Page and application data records

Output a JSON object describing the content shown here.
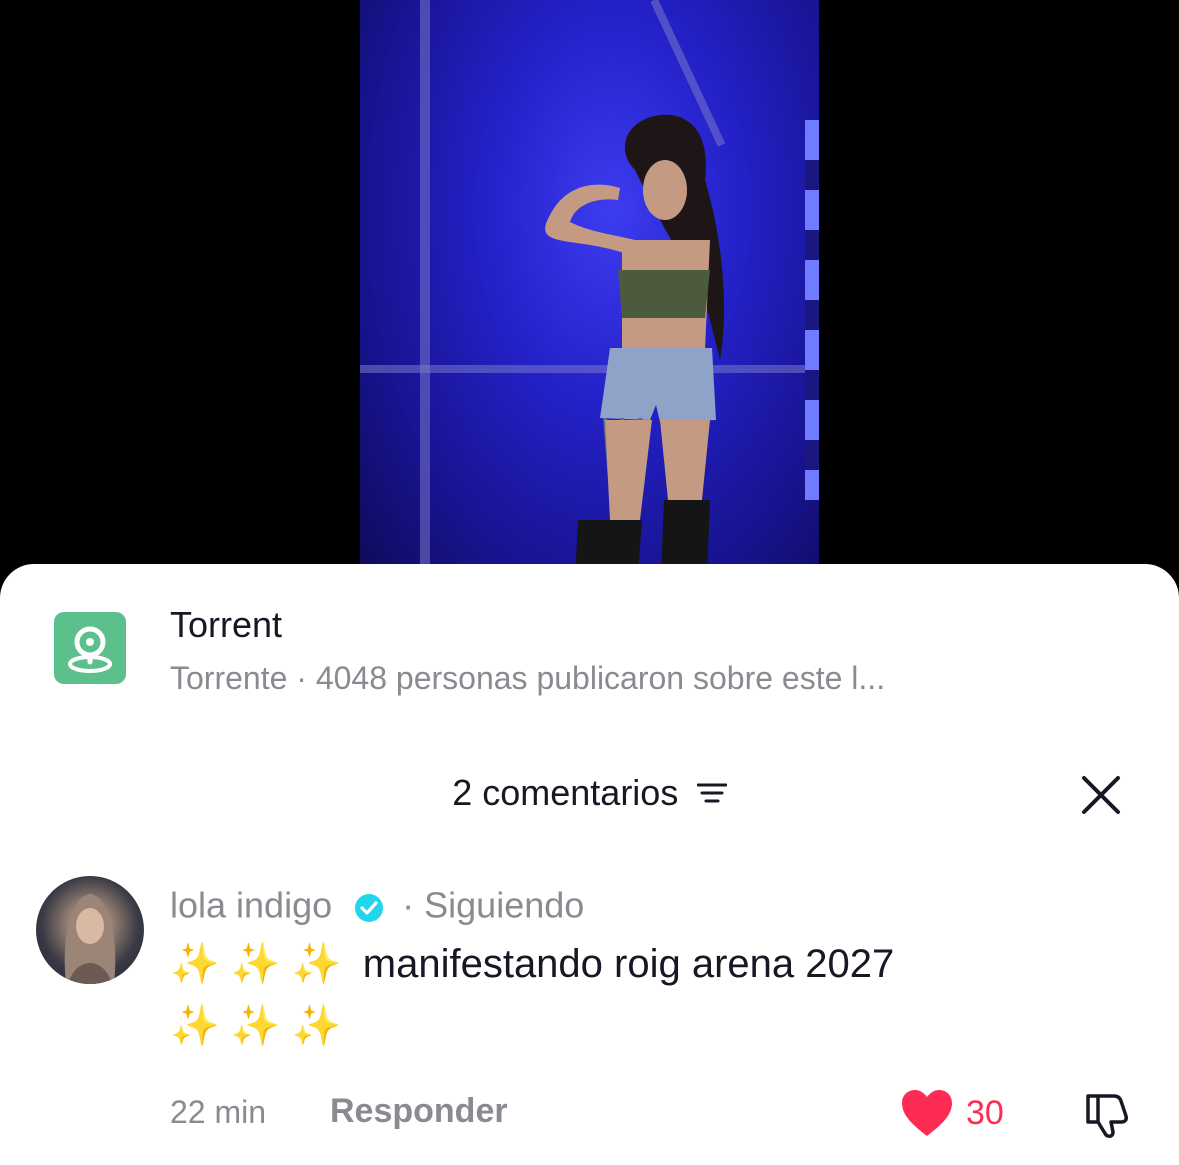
{
  "location": {
    "name": "Torrent",
    "subtitle": "Torrente · 4048 personas publicaron sobre este l..."
  },
  "comments_panel": {
    "count_label": "2 comentarios",
    "comment": {
      "username": "lola indigo",
      "follow_status": "· Siguiendo",
      "line1_sparkles": "✨ ✨ ✨",
      "text": "manifestando roig arena 2027",
      "line2_sparkles": "✨ ✨ ✨",
      "time": "22 min",
      "reply_label": "Responder",
      "likes": "30"
    }
  },
  "icons": [
    "location-pin-icon",
    "filter-icon",
    "close-icon",
    "verified-badge-icon",
    "heart-icon",
    "dislike-icon"
  ],
  "colors": {
    "location_icon_bg": "#5cc08d",
    "like_red": "#fe2c55",
    "verified_blue": "#20d5ec",
    "stage_blue": "#2421c9"
  }
}
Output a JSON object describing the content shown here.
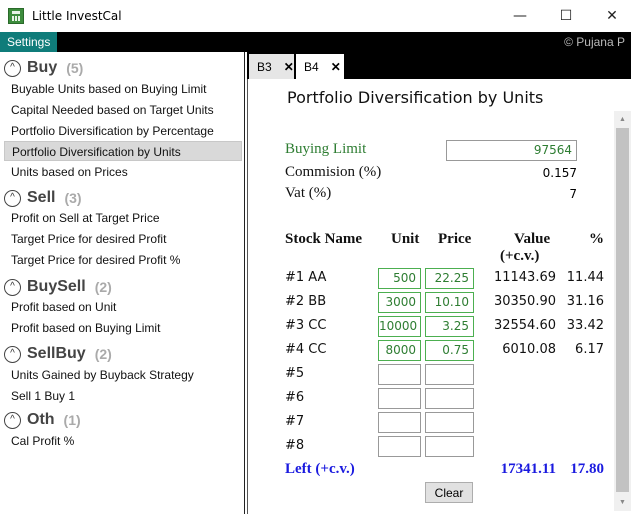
{
  "window": {
    "title": "Little InvestCal",
    "minimize_icon": "—",
    "maximize_icon": "☐",
    "close_icon": "✕"
  },
  "menu": {
    "settings": "Settings",
    "copyright": "© Pujana P"
  },
  "sidebar": {
    "categories": [
      {
        "name": "Buy",
        "count": "(5)",
        "items": [
          "Buyable Units based on Buying Limit",
          "Capital Needed based on Target Units",
          "Portfolio Diversification by Percentage",
          "Portfolio Diversification by Units",
          "Units based on Prices"
        ]
      },
      {
        "name": "Sell",
        "count": "(3)",
        "items": [
          "Profit on Sell at Target Price",
          "Target Price for desired Profit",
          "Target Price for desired Profit %"
        ]
      },
      {
        "name": "BuySell",
        "count": "(2)",
        "items": [
          "Profit based on Unit",
          "Profit based on Buying Limit"
        ]
      },
      {
        "name": "SellBuy",
        "count": "(2)",
        "items": [
          "Units Gained by Buyback Strategy",
          "Sell 1 Buy 1"
        ]
      },
      {
        "name": "Oth",
        "count": "(1)",
        "items": [
          "Cal Profit %"
        ]
      }
    ],
    "collapse_glyph": "^",
    "selected_item": "Portfolio Diversification by Units"
  },
  "tabs": [
    {
      "label": "B3",
      "close": "✕"
    },
    {
      "label": "B4",
      "close": "✕"
    }
  ],
  "calculator": {
    "title": "Portfolio Diversification by Units",
    "buying_limit_label": "Buying Limit",
    "buying_limit_value": "97564",
    "commission_label": "Commision (%)",
    "commission_value": "0.157",
    "vat_label": "Vat (%)",
    "vat_value": "7",
    "headers": {
      "stock": "Stock Name",
      "unit": "Unit",
      "price": "Price",
      "value": "Value",
      "value_sub": "(+c.v.)",
      "pct": "%"
    },
    "rows": [
      {
        "name": "#1 AA",
        "unit": "500",
        "price": "22.25",
        "value": "11143.69",
        "pct": "11.44"
      },
      {
        "name": "#2 BB",
        "unit": "3000",
        "price": "10.10",
        "value": "30350.90",
        "pct": "31.16"
      },
      {
        "name": "#3 CC",
        "unit": "10000",
        "price": "3.25",
        "value": "32554.60",
        "pct": "33.42"
      },
      {
        "name": "#4 CC",
        "unit": "8000",
        "price": "0.75",
        "value": "6010.08",
        "pct": "6.17"
      },
      {
        "name": "#5",
        "unit": "",
        "price": "",
        "value": "",
        "pct": ""
      },
      {
        "name": "#6",
        "unit": "",
        "price": "",
        "value": "",
        "pct": ""
      },
      {
        "name": "#7",
        "unit": "",
        "price": "",
        "value": "",
        "pct": ""
      },
      {
        "name": "#8",
        "unit": "",
        "price": "",
        "value": "",
        "pct": ""
      }
    ],
    "left_label": "Left (+c.v.)",
    "left_value": "17341.11",
    "left_pct": "17.80",
    "clear_label": "Clear"
  },
  "icons": {
    "app": "calculator-app-icon",
    "scroll_up": "▲",
    "scroll_down": "▼"
  }
}
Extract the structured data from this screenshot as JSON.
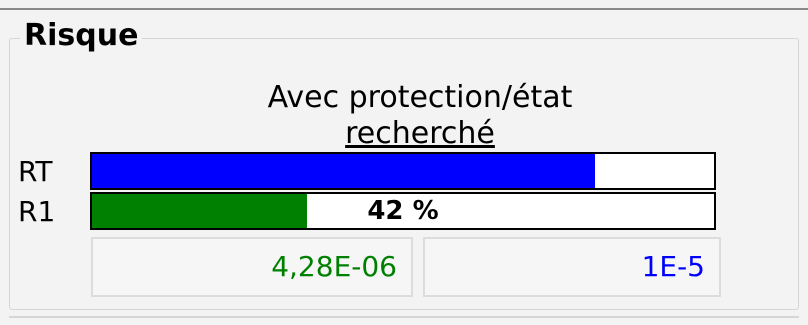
{
  "group": {
    "title": "Risque"
  },
  "subtitle": {
    "line1": "Avec protection/état",
    "line2": "recherché"
  },
  "bars": [
    {
      "label": "RT",
      "fill_fraction": 0.808,
      "color": "#0000ff",
      "text": ""
    },
    {
      "label": "R1",
      "fill_fraction": 0.345,
      "color": "#008000",
      "text": "42 %"
    }
  ],
  "values": {
    "current": {
      "text": "4,28E-06",
      "color": "#008000"
    },
    "target": {
      "text": "1E-5",
      "color": "#0000ff"
    }
  }
}
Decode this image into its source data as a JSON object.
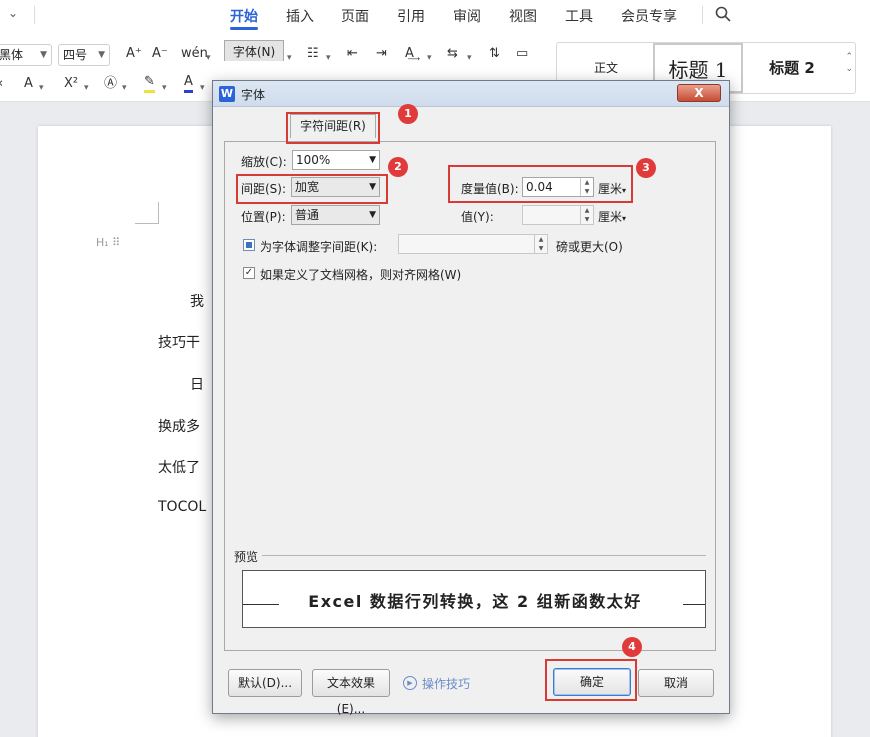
{
  "ribbon": {
    "tabs": [
      "开始",
      "插入",
      "页面",
      "引用",
      "审阅",
      "视图",
      "工具",
      "会员专享"
    ],
    "active_tab": "开始",
    "font_name": "黑体",
    "font_size": "四号",
    "accent_color": "#2b63d8",
    "styles": [
      "正文",
      "标题 1",
      "标题 2"
    ]
  },
  "document": {
    "lines": [
      "我",
      "技巧干",
      "日",
      "换成多",
      "太低了",
      "TOCOL"
    ]
  },
  "dialog": {
    "title": "字体",
    "app_icon": "W",
    "close_label": "X",
    "tabs": [
      "字体(N)",
      "字符间距(R)"
    ],
    "active_tab": "字符间距(R)",
    "scale": {
      "label": "缩放(C):",
      "value": "100%"
    },
    "spacing": {
      "label": "间距(S):",
      "value": "加宽"
    },
    "position": {
      "label": "位置(P):",
      "value": "普通"
    },
    "measure": {
      "label": "度量值(B):",
      "value": "0.04",
      "unit": "厘米"
    },
    "value2": {
      "label": "值(Y):",
      "value": "",
      "unit": "厘米"
    },
    "kerning": {
      "label": "为字体调整字间距(K):",
      "value": "",
      "suffix": "磅或更大(O)",
      "checked": false
    },
    "grid_align": {
      "label": "如果定义了文档网格，则对齐网格(W)",
      "checked": true
    },
    "preview": {
      "label": "预览",
      "text": "Excel 数据行列转换，这 2 组新函数太好"
    },
    "buttons": {
      "default": "默认(D)...",
      "text_effects": "文本效果(E)...",
      "tips": "操作技巧",
      "ok": "确定",
      "cancel": "取消"
    }
  },
  "annotations": {
    "badges": [
      "1",
      "2",
      "3",
      "4"
    ],
    "color": "#d83a35"
  }
}
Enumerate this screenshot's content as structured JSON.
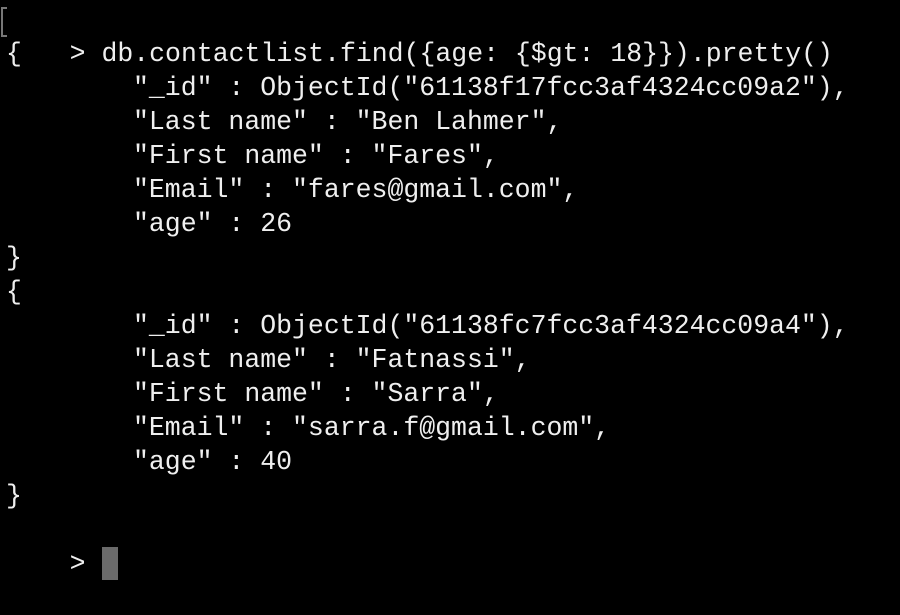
{
  "terminal": {
    "prompt": ">",
    "command": "db.contactlist.find({age: {$gt: 18}}).pretty()",
    "documents": [
      {
        "open": "{",
        "fields": [
          "\"_id\" : ObjectId(\"61138f17fcc3af4324cc09a2\"),",
          "\"Last name\" : \"Ben Lahmer\",",
          "\"First name\" : \"Fares\",",
          "\"Email\" : \"fares@gmail.com\",",
          "\"age\" : 26"
        ],
        "close": "}"
      },
      {
        "open": "{",
        "fields": [
          "\"_id\" : ObjectId(\"61138fc7fcc3af4324cc09a4\"),",
          "\"Last name\" : \"Fatnassi\",",
          "\"First name\" : \"Sarra\",",
          "\"Email\" : \"sarra.f@gmail.com\",",
          "\"age\" : 40"
        ],
        "close": "}"
      }
    ],
    "final_prompt": ">"
  }
}
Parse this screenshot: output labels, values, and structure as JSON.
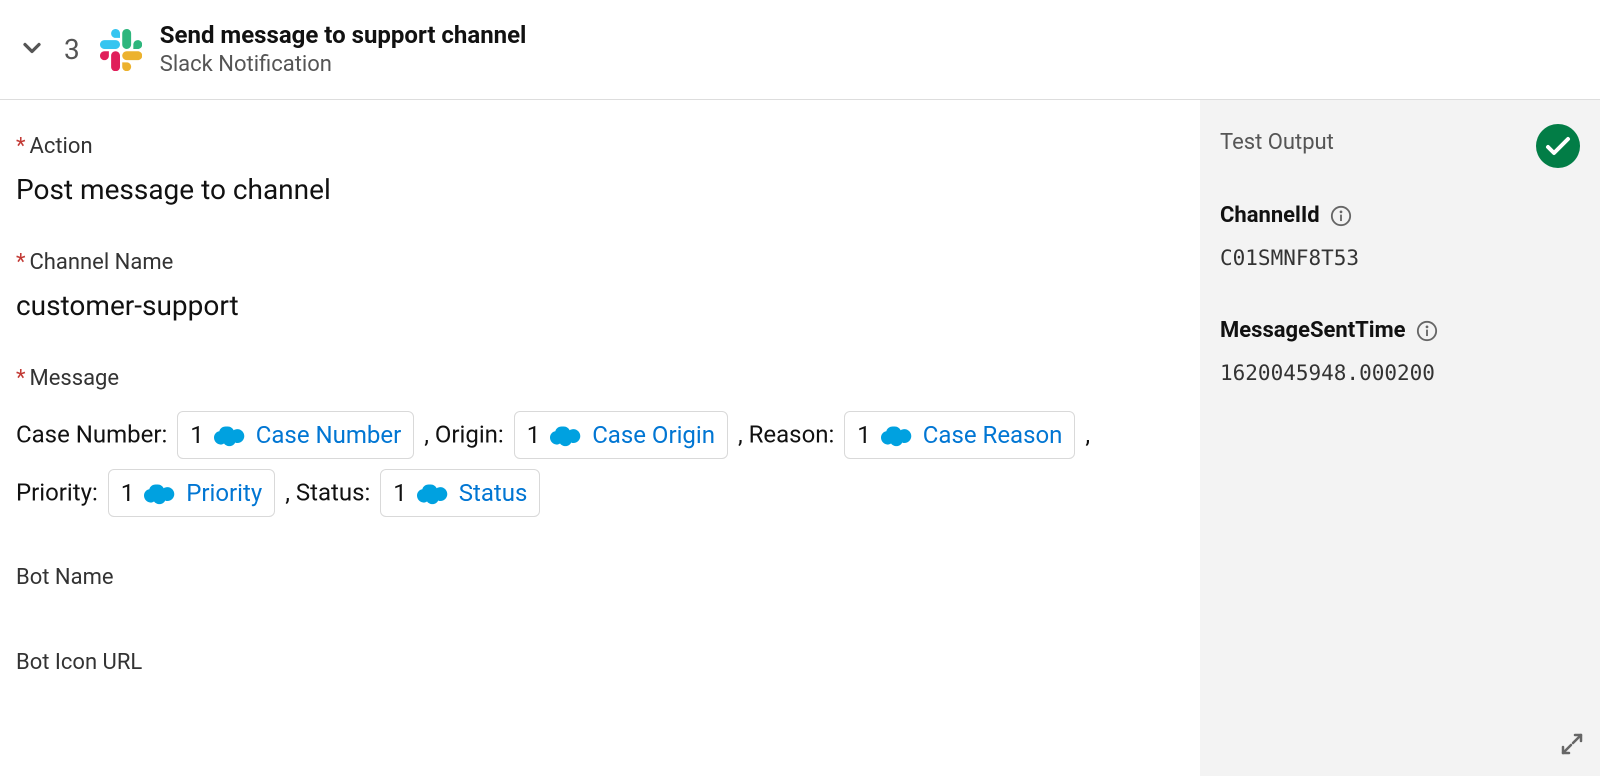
{
  "header": {
    "step_number": "3",
    "title": "Send message to support channel",
    "subtitle": "Slack Notification"
  },
  "fields": {
    "action_label": "Action",
    "action_value": "Post message to channel",
    "channel_label": "Channel Name",
    "channel_value": "customer-support",
    "message_label": "Message",
    "bot_name_label": "Bot Name",
    "bot_icon_label": "Bot Icon URL"
  },
  "message_parts": {
    "case_number_text": "Case Number: ",
    "origin_text": " , Origin: ",
    "reason_text": " , Reason: ",
    "priority_text": "Priority: ",
    "status_text": " , Status: "
  },
  "pills": {
    "case_number": {
      "num": "1",
      "label": "Case Number"
    },
    "case_origin": {
      "num": "1",
      "label": "Case Origin"
    },
    "case_reason": {
      "num": "1",
      "label": "Case Reason"
    },
    "priority": {
      "num": "1",
      "label": "Priority"
    },
    "status": {
      "num": "1",
      "label": "Status"
    }
  },
  "trailing_comma": " ,",
  "side": {
    "title": "Test Output",
    "channel_id_label": "ChannelId",
    "channel_id_value": "C01SMNF8T53",
    "msg_time_label": "MessageSentTime",
    "msg_time_value": "1620045948.000200"
  }
}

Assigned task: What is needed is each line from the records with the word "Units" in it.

Response area:
          "Buyable Units based on Buying Limit",
          "Capital Needed based on Target Units",
          "Portfolio Diversification by Units",
          "Units based on Prices"
          "Units Gained by Buyback Strategy",
    "selected_item": "Portfolio Diversification by Units"
    "title": "Portfolio Diversification by Units",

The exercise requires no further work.